Dry tree in drought landscape

By Sharon Mandipe and Sarah Watson

It has been argued by the United Nations that climate change is primarily a water crisis (UN Water n.d.).

We all felt the effects of the relationship between climate change and water when temperatures topped 40°C for the first time in the UK and exacerbated drought conditions across the country. Britain has a love-hate relationship with the weather, and this is understandable when you consider the fact that having a moan about the temperature is a national pastime. “It’s chucking it down today. That is probably the end of summer now… I am glad that I got the washing in.” To make matter’s even more confusing, we are quick to complain about the heat when temperatures start to rise. Beyond the whinging, frolicking sunbathers, it is important to remember that the heatwaves we saw this year were not quite normal. Rainfall over the winter will not be enough to prevent drought conditions in some areas next year, and reservoir stocks continue to fall at all the sites the Environment Agency reports on (GOV.UK 2022).

Water cycle changes are emerging worldwide. Last year rain fell instead of snow on Greenland’s highest peak for the first time since records began (GEUS 2022). This year, the most severe flooding in Pakistan’s recent history have occurred, leaving 10 million children in need of lifesaving support (UNICEF 2022). All of this while millions in the horn of Africa are facing acute hunger as the region faces one of the worst droughts in recent decades (WHO 2022). Ninety percent of all natural disasters are water-related (Water Aid 2022). If we want to press the breaks on the road to the ‘climate hell’ that UN Secretary-General Guterres warned us about, we will need to stop sweeping water under the rug when it comes to the global climate agenda. Cue the first ever official water day at COP.

This year, COP27 has launched the Action on Water Adaptation and Resilience Initiative (AWARe). It aims to provide adaptation solutions for the people and the planet and will begin with the world’s most vulnerable areas and communities. Their main deliverables focus on reversing the loss of water from land surface, reducing the damage caused by floods and droughts by 50% by 2030 and to increase regional cooperation. On a similar agenda, the African Cities Water Adaptation fund (ACWA) has a crucial aim of obtaining $5billion in funding to implement projects in 100 African cities by 2032, by working with investment partners. With the majority of African cities at risk from water related climate issues, ACWA will help local leaders within these cities to improve knowledge of climate water risks and their associated socioeconomic impacts.

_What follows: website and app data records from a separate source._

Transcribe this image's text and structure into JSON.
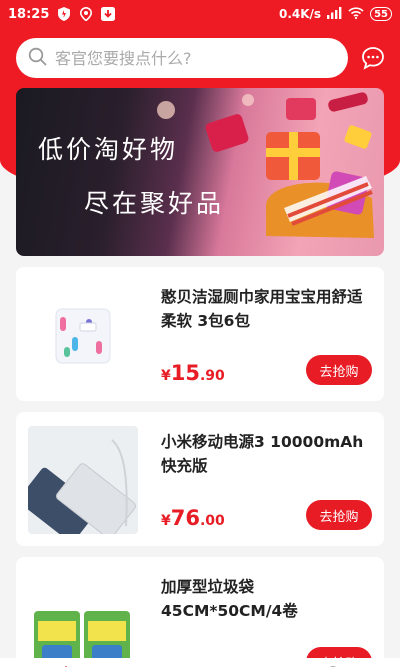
{
  "status_bar": {
    "time": "18:25",
    "network_speed": "0.4K/s",
    "battery": "55"
  },
  "search": {
    "placeholder": "客官您要搜点什么?"
  },
  "banner": {
    "line1": "低价淘好物",
    "line2": "尽在聚好品"
  },
  "products": [
    {
      "title": "憨贝洁湿厕巾家用宝宝用舒适柔软 3包6包",
      "currency": "¥",
      "price_int": "15",
      "price_dec": ".90",
      "button": "去抢购"
    },
    {
      "title": "小米移动电源3 10000mAh 快充版",
      "currency": "¥",
      "price_int": "76",
      "price_dec": ".00",
      "button": "去抢购"
    },
    {
      "title": "加厚型垃圾袋45CM*50CM/4卷",
      "currency": "¥",
      "price_int": "",
      "price_dec": "",
      "button": "去抢购"
    }
  ],
  "colors": {
    "brand": "#ef1b24",
    "price": "#e81c25",
    "background": "#f4f4f4"
  }
}
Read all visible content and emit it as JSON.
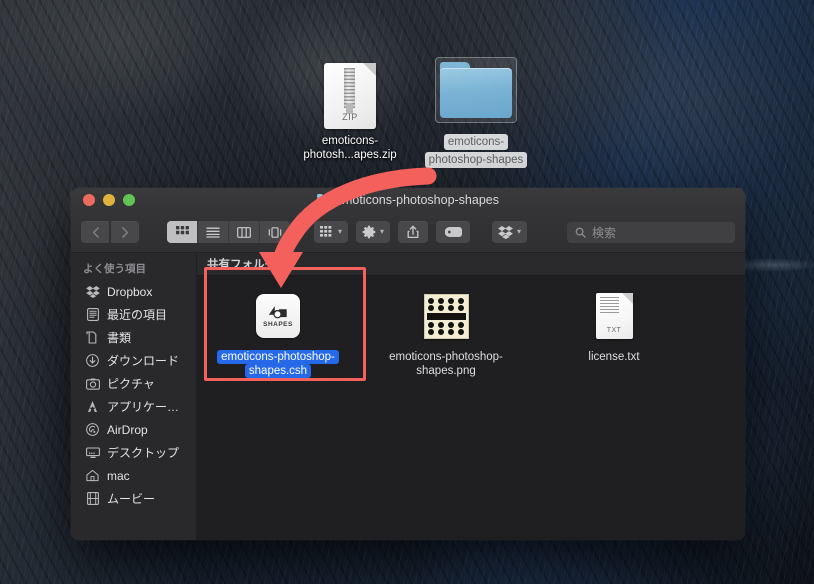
{
  "desktop": {
    "icons": [
      {
        "name": "emoticons-photosh...apes.zip",
        "type": "zip-file-icon",
        "badge": "ZIP",
        "selected": false
      },
      {
        "name_line1": "emoticons-",
        "name_line2": "photoshop-shapes",
        "type": "folder-icon",
        "selected": true
      }
    ]
  },
  "window": {
    "title": "emoticons-photoshop-shapes",
    "traffic_lights": [
      "close",
      "minimize",
      "zoom"
    ],
    "toolbar": {
      "back_label": "‹",
      "forward_label": "›",
      "view_modes": [
        {
          "id": "icon-view",
          "label": "icon",
          "active": true
        },
        {
          "id": "list-view",
          "label": "list",
          "active": false
        },
        {
          "id": "column-view",
          "label": "column",
          "active": false
        },
        {
          "id": "gallery-view",
          "label": "gallery",
          "active": false
        }
      ],
      "arrange_label": "arrange",
      "action_label": "action",
      "share_label": "share",
      "tags_label": "tags",
      "dropbox_label": "dropbox",
      "search_placeholder": "検索",
      "search_value": ""
    },
    "sidebar": {
      "header": "よく使う項目",
      "items": [
        {
          "label": "Dropbox",
          "icon": "dropbox-icon"
        },
        {
          "label": "最近の項目",
          "icon": "recents-icon"
        },
        {
          "label": "書類",
          "icon": "documents-icon"
        },
        {
          "label": "ダウンロード",
          "icon": "downloads-icon"
        },
        {
          "label": "ピクチャ",
          "icon": "pictures-icon"
        },
        {
          "label": "アプリケー…",
          "icon": "applications-icon"
        },
        {
          "label": "AirDrop",
          "icon": "airdrop-icon"
        },
        {
          "label": "デスクトップ",
          "icon": "desktop-icon"
        },
        {
          "label": "mac",
          "icon": "home-icon"
        },
        {
          "label": "ムービー",
          "icon": "movies-icon"
        }
      ]
    },
    "content": {
      "section_header": "共有フォルダ",
      "files": [
        {
          "name": "emoticons-photoshop-shapes.csh",
          "icon": "shapes-file-icon",
          "icon_badge": "SHAPES",
          "selected": true
        },
        {
          "name": "emoticons-photoshop-shapes.png",
          "icon": "image-thumbnail-icon",
          "selected": false
        },
        {
          "name": "license.txt",
          "icon": "text-file-icon",
          "icon_badge": "TXT",
          "selected": false
        }
      ]
    }
  },
  "annotation": {
    "highlight_color": "#f4615c",
    "arrow_color": "#f4615c",
    "selection_color": "#2568e8"
  }
}
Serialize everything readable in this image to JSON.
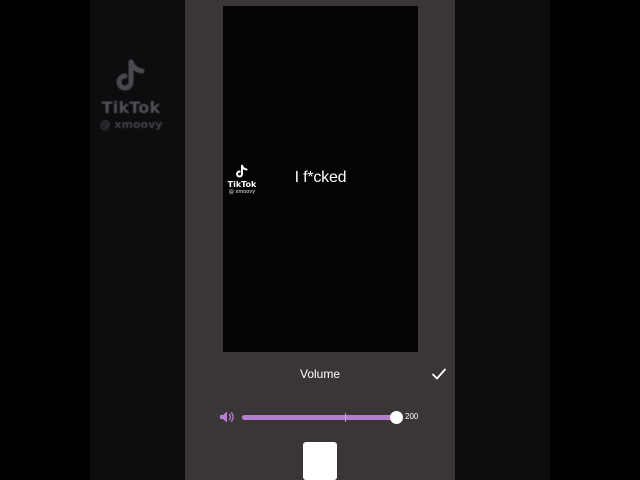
{
  "background_watermark": {
    "brand": "TikTok",
    "handle": "@ xmoovy"
  },
  "preview": {
    "watermark": {
      "brand": "TikTok",
      "handle": "@ xmoovy"
    },
    "caption": "I f*cked"
  },
  "volume_panel": {
    "title": "Volume",
    "value": "200",
    "level_fraction": 1.0,
    "confirm_icon": "checkmark-icon",
    "speaker_icon": "speaker-volume-icon"
  },
  "colors": {
    "panel_bg": "#3a3638",
    "slider_fill": "#b57fd0",
    "slider_track": "#6f5a7a",
    "speaker_icon": "#b57fd0"
  }
}
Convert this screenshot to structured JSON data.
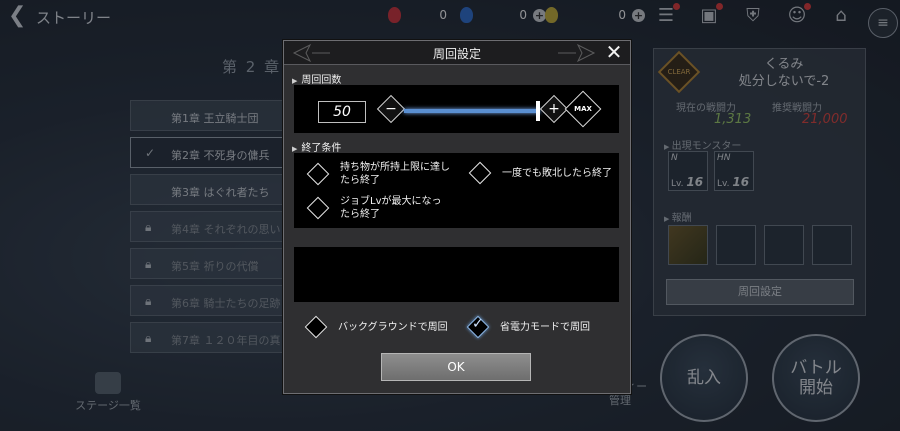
{
  "topbar": {
    "title": "ストーリー",
    "resources": [
      {
        "icon": "red-gem-icon",
        "value": "0",
        "color": "#d2343c"
      },
      {
        "icon": "blue-gem-icon",
        "value": "0",
        "color": "#2f6fd1"
      },
      {
        "icon": "gold-gem-icon",
        "value": "0",
        "color": "#c9b23a"
      }
    ],
    "icons": [
      "gift-icon",
      "present-icon",
      "banner-icon",
      "character-icon",
      "home-icon"
    ]
  },
  "background": {
    "chapter_badge": "第 2 章",
    "chapters": [
      {
        "label": "第1章 王立騎士団",
        "state": "normal"
      },
      {
        "label": "第2章 不死身の傭兵",
        "state": "selected"
      },
      {
        "label": "第3章 はぐれ者たち",
        "state": "normal"
      },
      {
        "label": "第4章 それぞれの思い",
        "state": "locked"
      },
      {
        "label": "第5章 祈りの代償",
        "state": "locked"
      },
      {
        "label": "第6章 騎士たちの足跡",
        "state": "locked"
      },
      {
        "label": "第7章 １２０年目の真",
        "state": "locked"
      }
    ],
    "stage_list_label": "ステージ一覧",
    "party_label": "パーティー\n管理",
    "panel": {
      "clear_badge": "CLEAR",
      "quest_title_1": "くるみ",
      "quest_title_2": "処分しないで-2",
      "current_power_label": "現在の戦闘力",
      "current_power_value": "1,313",
      "recommended_power_label": "推奨戦闘力",
      "recommended_power_value": "21,000",
      "monsters_label": "出現モンスター",
      "monsters": [
        {
          "rank": "N",
          "lv_prefix": "Lv.",
          "lv": "16"
        },
        {
          "rank": "HN",
          "lv_prefix": "Lv.",
          "lv": "16"
        }
      ],
      "rewards_label": "報酬",
      "loop_settings_button": "周回設定"
    },
    "raid_button": "乱入",
    "battle_button_1": "バトル",
    "battle_button_2": "開始"
  },
  "modal": {
    "title": "周回設定",
    "loop_count_section": "周回回数",
    "loop_count_value": "50",
    "minus_label": "−",
    "plus_label": "+",
    "max_label": "MAX",
    "slider_level": 1.0,
    "end_conditions_section": "終了条件",
    "conditions": [
      {
        "label_1": "持ち物が所持上限に達し",
        "label_2": "たら終了",
        "checked": false
      },
      {
        "label_1": "一度でも敗北したら終了",
        "label_2": "",
        "checked": false
      },
      {
        "label_1": "ジョブLvが最大になっ",
        "label_2": "たら終了",
        "checked": false
      }
    ],
    "background_loop_label": "バックグラウンドで周回",
    "background_loop_checked": false,
    "power_saving_label": "省電力モードで周回",
    "power_saving_checked": true,
    "ok_label": "OK"
  },
  "colors": {
    "modal_bg": "#2f2f31",
    "slider": "#5a8fd1",
    "current_power": "#9fd06a",
    "recommended_power": "#e0453f"
  }
}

Despite being the first official Water Day, there was not much more on the water agenda for today. It seems to be the obvious point of discussion around climate change that did not quite make the centre stage at COP. And while we heard a great deal about the finance mechanisms being developed to fund water resilience solutions (ACWA) and the launch of a new initiative (AWARe), the voice of countries that withstand the worst of extreme weather has been notably absent. We were hoping to hear more about the problems fuelling this need for adaptation and resilience funding. More importantly, we wanted to hear what these countries thought the most effective solutions for the water scarcity, floods, and droughts they are facing are. More events focussing on this aspect of the climate induced water crisis could not have gone amiss. In the words of Rogier van den Berg, the Acting Global Director for WRI Ross Centre for Sustainable Cities, “Water is homeless, and it deserves a home”.